● Work order
Gather each line in the entries that includes the string "data".

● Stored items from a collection
━━━━━━━━━━━━━━━━━━━━━━━━━━━━━━

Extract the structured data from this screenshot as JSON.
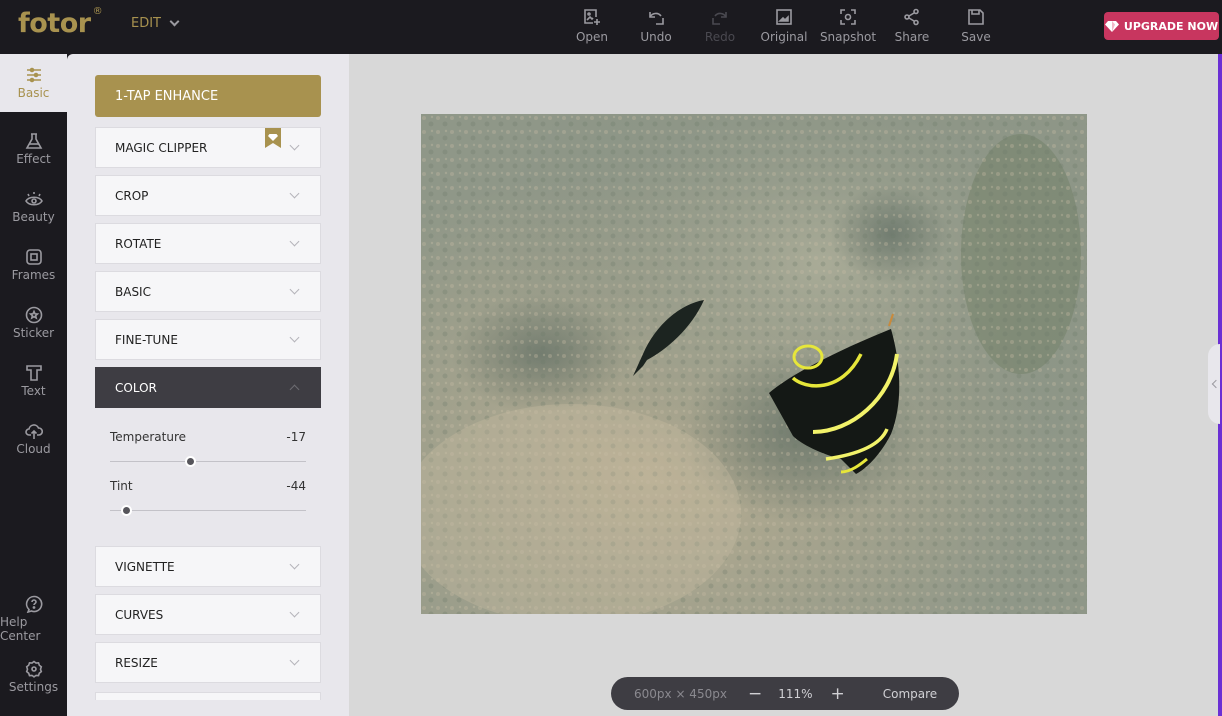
{
  "app": {
    "logo_text": "fotor",
    "logo_mark": "®",
    "mode_menu": "EDIT"
  },
  "toolbar": [
    {
      "label": "Open",
      "icon": "open-image-icon",
      "enabled": true
    },
    {
      "label": "Undo",
      "icon": "undo-icon",
      "enabled": true
    },
    {
      "label": "Redo",
      "icon": "redo-icon",
      "enabled": false
    },
    {
      "label": "Original",
      "icon": "original-image-icon",
      "enabled": true
    },
    {
      "label": "Snapshot",
      "icon": "snapshot-icon",
      "enabled": true
    },
    {
      "label": "Share",
      "icon": "share-icon",
      "enabled": true
    },
    {
      "label": "Save",
      "icon": "save-icon",
      "enabled": true
    }
  ],
  "upgrade": {
    "label": "UPGRADE NOW",
    "icon": "diamond-icon",
    "color": "#c8365f"
  },
  "leftnav": {
    "items": [
      {
        "label": "Basic",
        "icon": "sliders-icon",
        "active": true
      },
      {
        "label": "Effect",
        "icon": "flask-icon"
      },
      {
        "label": "Beauty",
        "icon": "eye-icon"
      },
      {
        "label": "Frames",
        "icon": "frame-icon"
      },
      {
        "label": "Sticker",
        "icon": "star-circle-icon"
      },
      {
        "label": "Text",
        "icon": "text-icon"
      },
      {
        "label": "Cloud",
        "icon": "cloud-upload-icon"
      }
    ],
    "bottom": [
      {
        "label": "Help Center",
        "icon": "help-icon"
      },
      {
        "label": "Settings",
        "icon": "gear-icon"
      }
    ]
  },
  "panel": {
    "enhance_label": "1-TAP ENHANCE",
    "sections": [
      {
        "label": "MAGIC CLIPPER",
        "premium": true
      },
      {
        "label": "CROP"
      },
      {
        "label": "ROTATE"
      },
      {
        "label": "BASIC"
      },
      {
        "label": "FINE-TUNE"
      },
      {
        "label": "COLOR",
        "open": true
      },
      {
        "label": "VIGNETTE"
      },
      {
        "label": "CURVES"
      },
      {
        "label": "RESIZE"
      }
    ],
    "color_controls": [
      {
        "label": "Temperature",
        "value": "-17",
        "fraction": 0.41
      },
      {
        "label": "Tint",
        "value": "-44",
        "fraction": 0.08
      }
    ]
  },
  "canvas": {
    "image_description": "Underwater photo of coral reef with a French angelfish (black with yellow stripes) and a small dark fish",
    "dimensions": "600px × 450px",
    "zoom": "111%",
    "compare_label": "Compare",
    "accent": "#a8924f"
  }
}
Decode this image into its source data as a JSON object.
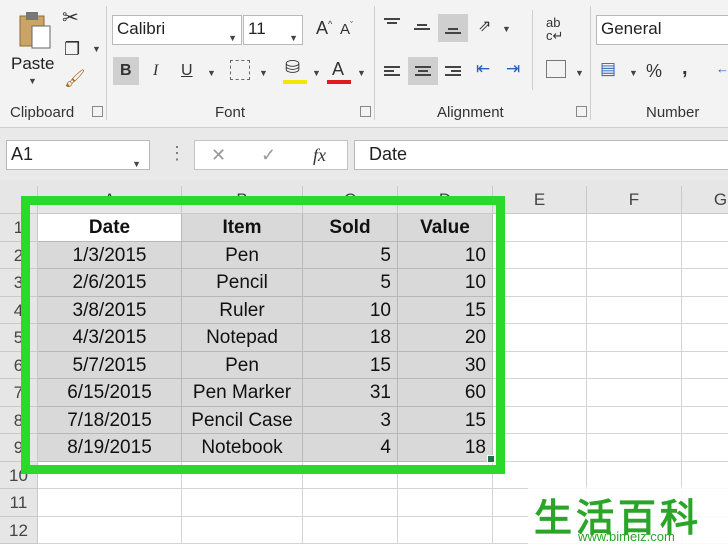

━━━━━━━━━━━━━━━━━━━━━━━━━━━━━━

● Answer section
Extract the structured data from this screenshot as JSON.
Decode this image into its source data as a JSON object.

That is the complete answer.